TASK TO CARRY OUT » Return each line of the records below that contains the word "duration".

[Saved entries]
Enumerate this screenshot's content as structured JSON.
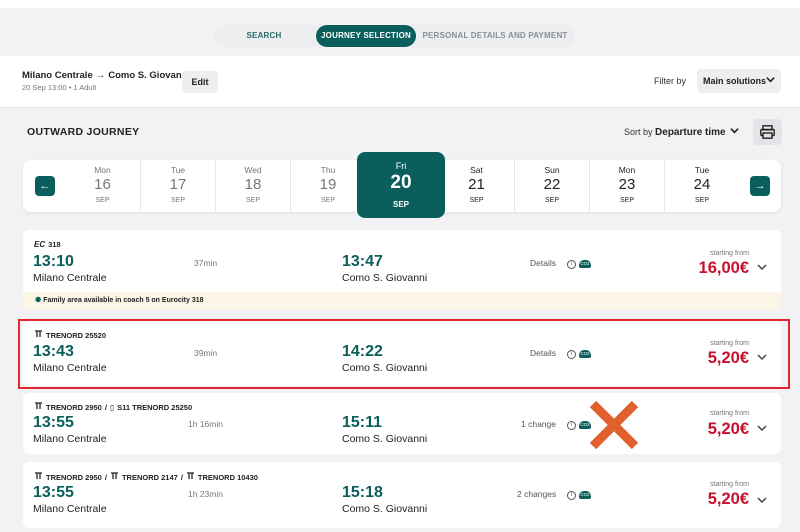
{
  "steps": [
    {
      "label": "SEARCH"
    },
    {
      "label": "JOURNEY SELECTION"
    },
    {
      "label": "PERSONAL DETAILS AND PAYMENT"
    }
  ],
  "header": {
    "from": "Milano Centrale",
    "arrow": "→",
    "to": "Como S. Giovanni",
    "subtitle": "20 Sep 13:00 • 1 Adult",
    "edit_label": "Edit",
    "filter_label": "Filter by",
    "filter_value": "Main solutions"
  },
  "journey": {
    "title": "OUTWARD JOURNEY",
    "sort_label": "Sort by",
    "sort_value": "Departure time"
  },
  "dates": [
    {
      "dow": "Mon",
      "num": "16",
      "mon": "SEP"
    },
    {
      "dow": "Tue",
      "num": "17",
      "mon": "SEP"
    },
    {
      "dow": "Wed",
      "num": "18",
      "mon": "SEP"
    },
    {
      "dow": "Thu",
      "num": "19",
      "mon": "SEP"
    },
    {
      "dow": "Fri",
      "num": "20",
      "mon": "SEP"
    },
    {
      "dow": "Sat",
      "num": "21",
      "mon": "SEP"
    },
    {
      "dow": "Sun",
      "num": "22",
      "mon": "SEP"
    },
    {
      "dow": "Mon",
      "num": "23",
      "mon": "SEP"
    },
    {
      "dow": "Tue",
      "num": "24",
      "mon": "SEP"
    }
  ],
  "solutions": [
    {
      "train1": "318",
      "dep": "13:10",
      "dep_station": "Milano Centrale",
      "duration": "37min",
      "arr": "13:47",
      "arr_station": "Como S. Giovanni",
      "details": "Details",
      "starting_from": "starting from",
      "price": "16,00€",
      "banner": "Family area available in coach 5 on Eurocity 318"
    },
    {
      "train1": "TRENORD 25520",
      "dep": "13:43",
      "dep_station": "Milano Centrale",
      "duration": "39min",
      "arr": "14:22",
      "arr_station": "Como S. Giovanni",
      "details": "Details",
      "starting_from": "starting from",
      "price": "5,20€"
    },
    {
      "train1": "TRENORD 2950",
      "train2": "S11 TRENORD 25250",
      "dep": "13:55",
      "dep_station": "Milano Centrale",
      "duration": "1h 16min",
      "arr": "15:11",
      "arr_station": "Como S. Giovanni",
      "details": "1 change",
      "starting_from": "starting from",
      "price": "5,20€"
    },
    {
      "train1": "TRENORD 2950",
      "train2": "TRENORD 2147",
      "train3": "TRENORD 10430",
      "dep": "13:55",
      "dep_station": "Milano Centrale",
      "duration": "1h 23min",
      "arr": "15:18",
      "arr_station": "Como S. Giovanni",
      "details": "2 changes",
      "starting_from": "starting from",
      "price": "5,20€"
    }
  ],
  "icons": {
    "train": "train-icon",
    "eurocity": "ec-logo-icon",
    "co2": "co2-icon",
    "info": "info-icon",
    "print": "printer-icon",
    "chevron": "chevron-down-icon"
  },
  "colors": {
    "primary": "#0a5f5c",
    "price": "#c8102e",
    "highlight": "#e0282e",
    "cross": "#e0602e"
  },
  "glyphs": {
    "ec": "EC",
    "co2": "CO2",
    "sep": "/",
    "prev": "←",
    "next": "→",
    "chev": "⌵"
  }
}
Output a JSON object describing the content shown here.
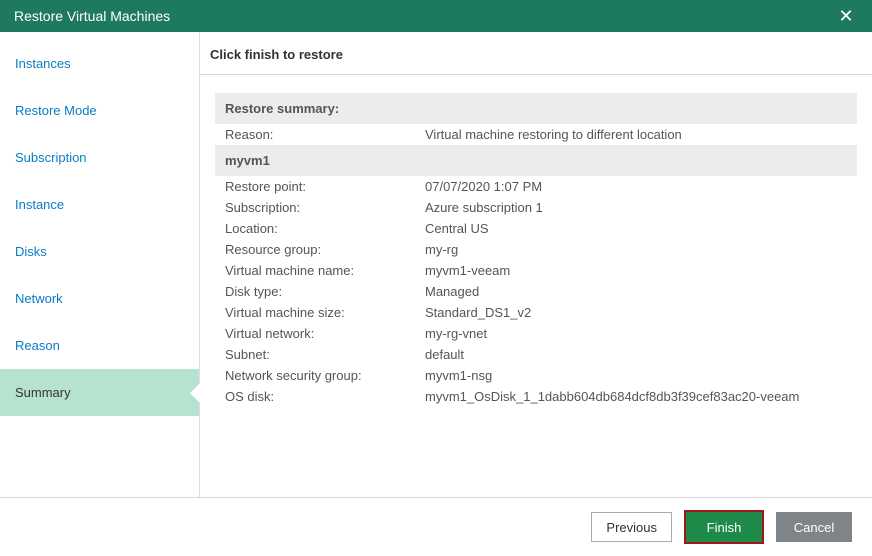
{
  "titlebar": {
    "title": "Restore Virtual Machines",
    "close": "✕"
  },
  "sidebar": {
    "items": [
      {
        "label": "Instances"
      },
      {
        "label": "Restore Mode"
      },
      {
        "label": "Subscription"
      },
      {
        "label": "Instance"
      },
      {
        "label": "Disks"
      },
      {
        "label": "Network"
      },
      {
        "label": "Reason"
      },
      {
        "label": "Summary"
      }
    ],
    "activeIndex": 7
  },
  "main": {
    "header": "Click finish to restore",
    "sections": [
      {
        "title": "Restore summary:",
        "rows": [
          {
            "key": "Reason:",
            "val": "Virtual machine restoring to different location"
          }
        ]
      },
      {
        "title": "myvm1",
        "rows": [
          {
            "key": "Restore point:",
            "val": "07/07/2020 1:07 PM"
          },
          {
            "key": "Subscription:",
            "val": "Azure subscription 1"
          },
          {
            "key": "Location:",
            "val": "Central US"
          },
          {
            "key": "Resource group:",
            "val": "my-rg"
          },
          {
            "key": "Virtual machine name:",
            "val": "myvm1-veeam"
          },
          {
            "key": "Disk type:",
            "val": "Managed"
          },
          {
            "key": "Virtual machine size:",
            "val": "Standard_DS1_v2"
          },
          {
            "key": "Virtual network:",
            "val": "my-rg-vnet"
          },
          {
            "key": "Subnet:",
            "val": "default"
          },
          {
            "key": "Network security group:",
            "val": "myvm1-nsg"
          },
          {
            "key": "OS disk:",
            "val": "myvm1_OsDisk_1_1dabb604db684dcf8db3f39cef83ac20-veeam"
          }
        ]
      }
    ]
  },
  "footer": {
    "previous": "Previous",
    "finish": "Finish",
    "cancel": "Cancel"
  }
}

EXERCISE SOLUTION »
      "duration": "37min",
      "duration": "39min",
      "duration": "1h 16min",
      "duration": "1h 23min",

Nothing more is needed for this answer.